K.S.A. 2016 Supp. 22-3716(c)(1)(E) provides that if a probation violator has already been sanctioned, the court may require the “violator to serve the sentence imposed, or any lesser sentence.”
At the time of Hartman's May 2011 crime, K.S.A. 2010 Supp. 22-3717(d)(1)(G) provided that “persons convicted of a sexually violent crime committed on or after July 1, 2006, and who are released from prison, shall be released to a mandatory period of postrelease supervision for the duration of the person's natural life.” Aggravated indecent solicitation of a child—Hartman's crime of conviction—is a sexually violent crime under K.S.A. 2010 Supp. 22-3717(d)(2)(G).
Hartman's first claim is that the district court applied K.S.A. 2016 Supp. 22-3716(c)(1)(E) to impose a lesser sentence in the form of a shorter postrelease supervision term when it pronounced his new sentence after it revoked his probation. Thus, his otherwise illegal sentence became legal when the court imposed this lesser term.
We are not persuaded by this argument. The district court did not use K.S.A. 2016 Supp. 22-3716(c)(1)(E) to impose a lesser sentence. At Hartman's probation revocation hearing the district court stated, “I'm going to order that Mr. Hartman's probation be revoked and that he be ordered to serve the sentence that was imposed by Judge Roth on June 28 of 2012.” The district court went on to say, “Mr. Hartman, you are eligible to receive good-time credit of up to 15 percent while incarcerated, and upon your release, you would be placed on postrelease supervision for a period of 24 months.” The district court merely ordered Hartman to serve the original illegal sentence and did not impose a new and lesser sentence. This contrasts with the situation in McKnight, 292 Kan. at 782-83, where the district court completely removed the postrelease supervision term, thus modifying the original sentencing order and making the sentence legal. In our case, the district court simply ordered Hartman to serve his original sentence and did not modify Hartman's original sentence. See State v. Reed, 50 Kan. App. 2d 1133, 1134-37, 336 P.3d 912 (2014). Hartman's first argument fails.
Second, Hartman claims the district court erred when it failed to address the Freeman factors that he raised in his constitutional challenge to the imposition of lifetime postrelease supervision.
Our Supreme Court has resolved this issue contrary to Hartman's position by imposing on the defendant the responsibility to ensure that the district court makes Freeman findings in its ruling. See Supreme Court Rule 165(a) (2018 Kan. S. Ct. R. 215); State v. Reed, 300 Kan. 494, 514, 332 P.3d 172 (2014); State v. Seward, 289 Kan. 715, 721, 217 P.3d 443 (2009) (stating “a defendant who wishes to appeal on the basis of a constitutional challenge to a sentencing statute must ensure the findings and conclusions by the district judge are sufficient to support appellate argument, by filing of a motion invoking the judge's duty under Rule 165, if necessary”). Failure to ensure that the district court makes the Freeman findings forecloses appellate review. See Reed, 300 Kan. at 514.

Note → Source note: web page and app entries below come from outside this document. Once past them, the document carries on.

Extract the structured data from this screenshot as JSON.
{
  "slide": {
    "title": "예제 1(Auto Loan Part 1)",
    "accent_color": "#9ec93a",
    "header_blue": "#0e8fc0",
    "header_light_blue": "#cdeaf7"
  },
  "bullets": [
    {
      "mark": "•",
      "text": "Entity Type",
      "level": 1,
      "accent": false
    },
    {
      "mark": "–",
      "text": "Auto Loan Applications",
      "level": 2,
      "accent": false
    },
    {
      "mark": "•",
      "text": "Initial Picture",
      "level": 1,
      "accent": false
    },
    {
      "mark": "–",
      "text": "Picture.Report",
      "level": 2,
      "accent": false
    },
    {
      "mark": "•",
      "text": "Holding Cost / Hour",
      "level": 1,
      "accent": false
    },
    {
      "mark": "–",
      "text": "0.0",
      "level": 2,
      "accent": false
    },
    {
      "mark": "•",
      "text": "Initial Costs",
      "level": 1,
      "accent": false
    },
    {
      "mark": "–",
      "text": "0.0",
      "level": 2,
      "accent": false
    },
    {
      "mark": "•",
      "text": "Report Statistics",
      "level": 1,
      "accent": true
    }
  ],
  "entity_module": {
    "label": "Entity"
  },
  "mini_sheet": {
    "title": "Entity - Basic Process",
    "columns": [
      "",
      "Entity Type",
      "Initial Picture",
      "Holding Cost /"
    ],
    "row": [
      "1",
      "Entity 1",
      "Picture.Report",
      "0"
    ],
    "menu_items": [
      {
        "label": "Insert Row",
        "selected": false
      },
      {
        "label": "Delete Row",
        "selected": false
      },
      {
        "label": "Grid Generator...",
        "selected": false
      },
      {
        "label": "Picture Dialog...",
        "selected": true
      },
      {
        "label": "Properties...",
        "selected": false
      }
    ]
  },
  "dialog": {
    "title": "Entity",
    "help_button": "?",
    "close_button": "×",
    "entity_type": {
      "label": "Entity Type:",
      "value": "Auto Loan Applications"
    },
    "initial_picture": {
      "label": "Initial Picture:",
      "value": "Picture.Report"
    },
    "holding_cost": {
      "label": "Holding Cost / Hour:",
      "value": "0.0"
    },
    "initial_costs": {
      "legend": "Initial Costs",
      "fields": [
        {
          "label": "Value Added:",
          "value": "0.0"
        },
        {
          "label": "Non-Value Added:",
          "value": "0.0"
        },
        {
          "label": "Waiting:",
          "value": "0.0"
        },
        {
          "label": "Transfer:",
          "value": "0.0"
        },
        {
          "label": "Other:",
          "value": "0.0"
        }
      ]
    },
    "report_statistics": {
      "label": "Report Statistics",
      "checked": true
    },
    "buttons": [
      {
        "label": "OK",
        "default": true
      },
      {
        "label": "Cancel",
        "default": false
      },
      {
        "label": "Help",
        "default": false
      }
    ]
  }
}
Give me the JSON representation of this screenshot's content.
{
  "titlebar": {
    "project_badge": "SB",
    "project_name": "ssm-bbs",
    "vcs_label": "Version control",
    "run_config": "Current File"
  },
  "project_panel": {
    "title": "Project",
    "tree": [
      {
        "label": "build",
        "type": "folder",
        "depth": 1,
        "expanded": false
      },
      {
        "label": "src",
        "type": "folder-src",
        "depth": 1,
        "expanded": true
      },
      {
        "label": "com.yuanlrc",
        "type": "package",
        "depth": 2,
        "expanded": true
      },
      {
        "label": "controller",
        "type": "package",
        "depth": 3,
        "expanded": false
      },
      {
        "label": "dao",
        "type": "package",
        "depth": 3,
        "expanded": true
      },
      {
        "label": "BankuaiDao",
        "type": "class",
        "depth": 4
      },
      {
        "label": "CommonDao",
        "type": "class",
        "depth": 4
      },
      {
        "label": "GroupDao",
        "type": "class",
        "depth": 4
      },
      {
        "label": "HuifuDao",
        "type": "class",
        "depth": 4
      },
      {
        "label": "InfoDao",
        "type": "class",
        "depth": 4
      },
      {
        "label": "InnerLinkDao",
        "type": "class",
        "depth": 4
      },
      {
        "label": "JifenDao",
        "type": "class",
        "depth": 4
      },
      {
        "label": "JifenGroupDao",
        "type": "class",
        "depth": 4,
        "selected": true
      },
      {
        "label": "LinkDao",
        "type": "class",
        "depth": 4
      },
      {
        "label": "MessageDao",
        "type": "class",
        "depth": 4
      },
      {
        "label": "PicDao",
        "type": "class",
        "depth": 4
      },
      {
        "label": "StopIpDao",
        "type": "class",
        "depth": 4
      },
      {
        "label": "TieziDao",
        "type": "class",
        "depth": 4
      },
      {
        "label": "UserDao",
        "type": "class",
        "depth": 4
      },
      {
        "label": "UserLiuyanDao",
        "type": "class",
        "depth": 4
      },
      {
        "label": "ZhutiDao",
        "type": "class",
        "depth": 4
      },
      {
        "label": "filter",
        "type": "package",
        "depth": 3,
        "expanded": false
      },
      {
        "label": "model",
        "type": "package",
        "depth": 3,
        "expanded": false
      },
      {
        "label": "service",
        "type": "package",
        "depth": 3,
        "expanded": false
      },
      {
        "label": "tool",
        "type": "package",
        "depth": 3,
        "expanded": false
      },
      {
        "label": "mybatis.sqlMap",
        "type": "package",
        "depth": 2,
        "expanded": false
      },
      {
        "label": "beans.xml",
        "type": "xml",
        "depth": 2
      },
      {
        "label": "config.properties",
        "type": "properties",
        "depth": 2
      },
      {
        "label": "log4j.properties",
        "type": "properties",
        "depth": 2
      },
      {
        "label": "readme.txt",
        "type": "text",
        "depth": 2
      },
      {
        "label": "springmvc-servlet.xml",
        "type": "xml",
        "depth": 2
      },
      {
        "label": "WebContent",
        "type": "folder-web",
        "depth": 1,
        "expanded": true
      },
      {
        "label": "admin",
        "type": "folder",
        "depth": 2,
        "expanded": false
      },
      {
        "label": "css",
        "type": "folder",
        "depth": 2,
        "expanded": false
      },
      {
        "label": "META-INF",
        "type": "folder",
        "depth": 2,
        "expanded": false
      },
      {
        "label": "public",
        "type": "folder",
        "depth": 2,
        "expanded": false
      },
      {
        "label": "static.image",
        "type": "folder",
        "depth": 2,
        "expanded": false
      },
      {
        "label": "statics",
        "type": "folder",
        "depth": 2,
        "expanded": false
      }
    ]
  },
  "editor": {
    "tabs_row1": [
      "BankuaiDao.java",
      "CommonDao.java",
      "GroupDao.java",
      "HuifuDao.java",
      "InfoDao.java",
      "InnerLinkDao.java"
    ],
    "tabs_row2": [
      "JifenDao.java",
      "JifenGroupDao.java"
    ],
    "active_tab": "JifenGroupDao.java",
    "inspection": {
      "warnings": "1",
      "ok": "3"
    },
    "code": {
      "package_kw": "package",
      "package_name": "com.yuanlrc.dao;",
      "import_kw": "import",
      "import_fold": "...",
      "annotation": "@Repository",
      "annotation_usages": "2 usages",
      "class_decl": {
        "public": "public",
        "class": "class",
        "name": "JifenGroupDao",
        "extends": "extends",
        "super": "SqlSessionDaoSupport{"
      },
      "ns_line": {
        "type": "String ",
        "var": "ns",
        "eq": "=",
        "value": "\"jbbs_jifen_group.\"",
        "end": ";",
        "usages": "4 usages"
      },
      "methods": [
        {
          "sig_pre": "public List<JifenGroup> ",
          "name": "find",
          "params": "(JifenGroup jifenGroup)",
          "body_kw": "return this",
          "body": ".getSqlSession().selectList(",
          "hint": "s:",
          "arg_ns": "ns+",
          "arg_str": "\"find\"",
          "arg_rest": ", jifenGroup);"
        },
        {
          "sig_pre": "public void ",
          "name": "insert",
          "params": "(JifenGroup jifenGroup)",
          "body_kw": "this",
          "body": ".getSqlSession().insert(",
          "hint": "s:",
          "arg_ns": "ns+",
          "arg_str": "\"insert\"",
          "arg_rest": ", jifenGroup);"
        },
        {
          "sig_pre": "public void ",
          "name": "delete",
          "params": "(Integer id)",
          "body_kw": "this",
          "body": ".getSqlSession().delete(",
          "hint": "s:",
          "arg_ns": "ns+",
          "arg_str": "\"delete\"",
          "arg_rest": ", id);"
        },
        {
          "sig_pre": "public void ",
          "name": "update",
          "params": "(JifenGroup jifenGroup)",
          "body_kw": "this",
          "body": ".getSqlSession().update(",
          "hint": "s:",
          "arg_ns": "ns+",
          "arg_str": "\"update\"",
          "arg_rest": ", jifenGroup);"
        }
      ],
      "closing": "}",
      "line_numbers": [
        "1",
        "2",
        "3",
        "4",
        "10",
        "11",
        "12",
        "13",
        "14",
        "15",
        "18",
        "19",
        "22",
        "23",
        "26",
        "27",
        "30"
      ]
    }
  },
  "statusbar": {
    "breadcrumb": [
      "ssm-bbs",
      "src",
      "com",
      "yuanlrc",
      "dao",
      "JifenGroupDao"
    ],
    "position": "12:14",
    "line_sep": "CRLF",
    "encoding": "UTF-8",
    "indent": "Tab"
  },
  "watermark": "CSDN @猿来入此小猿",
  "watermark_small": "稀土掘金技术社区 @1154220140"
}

Hartman argues that Reed was wrongly decided. But we are “duty bound to follow to follow Kansas Supreme Court precedent absent some indication that the court is departing from its previously position.” State v. Meyer, 51 Kan. App. 2d 1066, 1072, 360 P.3d 467 (2015). We see no such indication. Because Hartman failed to ensure that the district court made factual findings relating to the Freeman factors, this issue has not been preserved for appeal, and this claim is dismissed.
Affirmed in part and dismissed in part.